The problem: Nothing but the entries, copied exactly, should appear in the response.

Entries from a dataset of interfaces:
========

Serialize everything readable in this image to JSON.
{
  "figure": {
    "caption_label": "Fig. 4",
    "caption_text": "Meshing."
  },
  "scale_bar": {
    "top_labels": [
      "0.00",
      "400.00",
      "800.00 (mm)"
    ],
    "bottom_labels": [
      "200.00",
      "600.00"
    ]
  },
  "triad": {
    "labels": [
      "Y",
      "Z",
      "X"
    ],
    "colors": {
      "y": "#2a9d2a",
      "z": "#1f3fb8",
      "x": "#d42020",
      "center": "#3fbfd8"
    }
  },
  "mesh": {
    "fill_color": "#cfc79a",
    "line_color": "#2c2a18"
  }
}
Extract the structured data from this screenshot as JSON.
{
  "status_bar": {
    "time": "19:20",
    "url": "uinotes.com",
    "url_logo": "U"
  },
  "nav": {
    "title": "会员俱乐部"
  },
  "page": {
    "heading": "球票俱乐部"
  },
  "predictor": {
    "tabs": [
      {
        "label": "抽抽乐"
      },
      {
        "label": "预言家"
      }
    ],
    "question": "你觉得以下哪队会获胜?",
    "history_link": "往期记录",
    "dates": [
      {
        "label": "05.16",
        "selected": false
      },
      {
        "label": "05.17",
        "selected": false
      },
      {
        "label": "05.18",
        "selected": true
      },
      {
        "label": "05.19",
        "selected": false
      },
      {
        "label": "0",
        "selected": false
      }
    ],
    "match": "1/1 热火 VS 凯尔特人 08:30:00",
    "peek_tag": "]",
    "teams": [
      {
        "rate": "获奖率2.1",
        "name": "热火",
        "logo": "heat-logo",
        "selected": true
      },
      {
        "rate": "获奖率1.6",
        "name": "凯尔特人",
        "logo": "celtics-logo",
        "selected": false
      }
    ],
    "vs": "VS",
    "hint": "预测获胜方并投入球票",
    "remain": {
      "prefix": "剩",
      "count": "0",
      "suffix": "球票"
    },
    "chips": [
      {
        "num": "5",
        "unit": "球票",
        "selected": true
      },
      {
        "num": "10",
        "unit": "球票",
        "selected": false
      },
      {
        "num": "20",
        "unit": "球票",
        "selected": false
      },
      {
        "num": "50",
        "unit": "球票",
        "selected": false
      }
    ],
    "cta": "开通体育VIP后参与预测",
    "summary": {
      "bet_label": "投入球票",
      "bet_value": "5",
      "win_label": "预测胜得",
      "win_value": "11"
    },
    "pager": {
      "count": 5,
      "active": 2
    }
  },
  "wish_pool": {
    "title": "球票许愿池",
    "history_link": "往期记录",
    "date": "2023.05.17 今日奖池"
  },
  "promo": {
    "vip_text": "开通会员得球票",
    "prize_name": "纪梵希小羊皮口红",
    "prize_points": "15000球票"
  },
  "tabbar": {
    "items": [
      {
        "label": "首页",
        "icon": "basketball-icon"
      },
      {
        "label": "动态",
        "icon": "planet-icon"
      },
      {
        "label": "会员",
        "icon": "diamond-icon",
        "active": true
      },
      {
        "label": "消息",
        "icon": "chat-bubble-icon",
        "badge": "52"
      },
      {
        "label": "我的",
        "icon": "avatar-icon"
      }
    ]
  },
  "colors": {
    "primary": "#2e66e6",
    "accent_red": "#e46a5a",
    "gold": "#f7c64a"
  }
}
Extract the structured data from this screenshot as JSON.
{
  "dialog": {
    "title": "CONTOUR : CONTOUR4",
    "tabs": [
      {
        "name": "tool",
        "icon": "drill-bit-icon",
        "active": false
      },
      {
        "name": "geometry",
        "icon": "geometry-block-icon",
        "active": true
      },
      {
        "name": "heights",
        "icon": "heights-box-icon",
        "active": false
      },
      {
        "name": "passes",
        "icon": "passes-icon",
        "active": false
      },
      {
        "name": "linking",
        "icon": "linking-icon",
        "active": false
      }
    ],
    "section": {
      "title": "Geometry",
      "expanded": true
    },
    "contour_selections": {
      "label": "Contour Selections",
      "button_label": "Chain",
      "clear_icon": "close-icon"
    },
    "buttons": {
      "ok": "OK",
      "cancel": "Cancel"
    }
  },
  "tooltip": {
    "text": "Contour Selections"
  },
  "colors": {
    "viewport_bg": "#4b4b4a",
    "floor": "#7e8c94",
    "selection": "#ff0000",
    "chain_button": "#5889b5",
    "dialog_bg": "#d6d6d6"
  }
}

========

Task result:
Serialize everything readable in this image to JSON.
{
  "figure": {
    "caption_label": "Fig. 4",
    "caption_text": "Meshing."
  },
  "scale_bar": {
    "top_labels": [
      "0.00",
      "400.00",
      "800.00 (mm)"
    ],
    "bottom_labels": [
      "200.00",
      "600.00"
    ]
  },
  "triad": {
    "labels": [
      "Y",
      "Z",
      "X"
    ],
    "colors": {
      "y": "#2a9d2a",
      "z": "#1f3fb8",
      "x": "#d42020",
      "center": "#3fbfd8"
    }
  },
  "mesh": {
    "fill_color": "#cfc79a",
    "line_color": "#2c2a18"
  }
}
Extract the structured data from this screenshot as JSON.
{
  "status_bar": {
    "time": "19:20",
    "url": "uinotes.com",
    "url_logo": "U"
  },
  "nav": {
    "title": "会员俱乐部"
  },
  "page": {
    "heading": "球票俱乐部"
  },
  "predictor": {
    "tabs": [
      {
        "label": "抽抽乐"
      },
      {
        "label": "预言家"
      }
    ],
    "question": "你觉得以下哪队会获胜?",
    "history_link": "往期记录",
    "dates": [
      {
        "label": "05.16",
        "selected": false
      },
      {
        "label": "05.17",
        "selected": false
      },
      {
        "label": "05.18",
        "selected": true
      },
      {
        "label": "05.19",
        "selected": false
      },
      {
        "label": "0",
        "selected": false
      }
    ],
    "match": "1/1 热火 VS 凯尔特人 08:30:00",
    "peek_tag": "]",
    "teams": [
      {
        "rate": "获奖率2.1",
        "name": "热火",
        "logo": "heat-logo",
        "selected": true
      },
      {
        "rate": "获奖率1.6",
        "name": "凯尔特人",
        "logo": "celtics-logo",
        "selected": false
      }
    ],
    "vs": "VS",
    "hint": "预测获胜方并投入球票",
    "remain": {
      "prefix": "剩",
      "count": "0",
      "suffix": "球票"
    },
    "chips": [
      {
        "num": "5",
        "unit": "球票",
        "selected": true
      },
      {
        "num": "10",
        "unit": "球票",
        "selected": false
      },
      {
        "num": "20",
        "unit": "球票",
        "selected": false
      },
      {
        "num": "50",
        "unit": "球票",
        "selected": false
      }
    ],
    "cta": "开通体育VIP后参与预测",
    "summary": {
      "bet_label": "投入球票",
      "bet_value": "5",
      "win_label": "预测胜得",
      "win_value": "11"
    },
    "pager": {
      "count": 5,
      "active": 2
    }
  },
  "wish_pool": {
    "title": "球票许愿池",
    "history_link": "往期记录",
    "date": "2023.05.17 今日奖池"
  },
  "promo": {
    "vip_text": "开通会员得球票",
    "prize_name": "纪梵希小羊皮口红",
    "prize_points": "15000球票"
  },
  "tabbar": {
    "items": [
      {
        "label": "首页",
        "icon": "basketball-icon"
      },
      {
        "label": "动态",
        "icon": "planet-icon"
      },
      {
        "label": "会员",
        "icon": "diamond-icon",
        "active": true
      },
      {
        "label": "消息",
        "icon": "chat-bubble-icon",
        "badge": "52"
      },
      {
        "label": "我的",
        "icon": "avatar-icon"
      }
    ]
  },
  "colors": {
    "primary": "#2e66e6",
    "accent_red": "#e46a5a",
    "gold": "#f7c64a"
  }
}
Extract the structured data from this screenshot as JSON.
{
  "dialog": {
    "title": "CONTOUR : CONTOUR4",
    "tabs": [
      {
        "name": "tool",
        "icon": "drill-bit-icon",
        "active": false
      },
      {
        "name": "geometry",
        "icon": "geometry-block-icon",
        "active": true
      },
      {
        "name": "heights",
        "icon": "heights-box-icon",
        "active": false
      },
      {
        "name": "passes",
        "icon": "passes-icon",
        "active": false
      },
      {
        "name": "linking",
        "icon": "linking-icon",
        "active": false
      }
    ],
    "section": {
      "title": "Geometry",
      "expanded": true
    },
    "contour_selections": {
      "label": "Contour Selections",
      "button_label": "Chain",
      "clear_icon": "close-icon"
    },
    "buttons": {
      "ok": "OK",
      "cancel": "Cancel"
    }
  },
  "tooltip": {
    "text": "Contour Selections"
  },
  "colors": {
    "viewport_bg": "#4b4b4a",
    "floor": "#7e8c94",
    "selection": "#ff0000",
    "chain_button": "#5889b5",
    "dialog_bg": "#d6d6d6"
  }
}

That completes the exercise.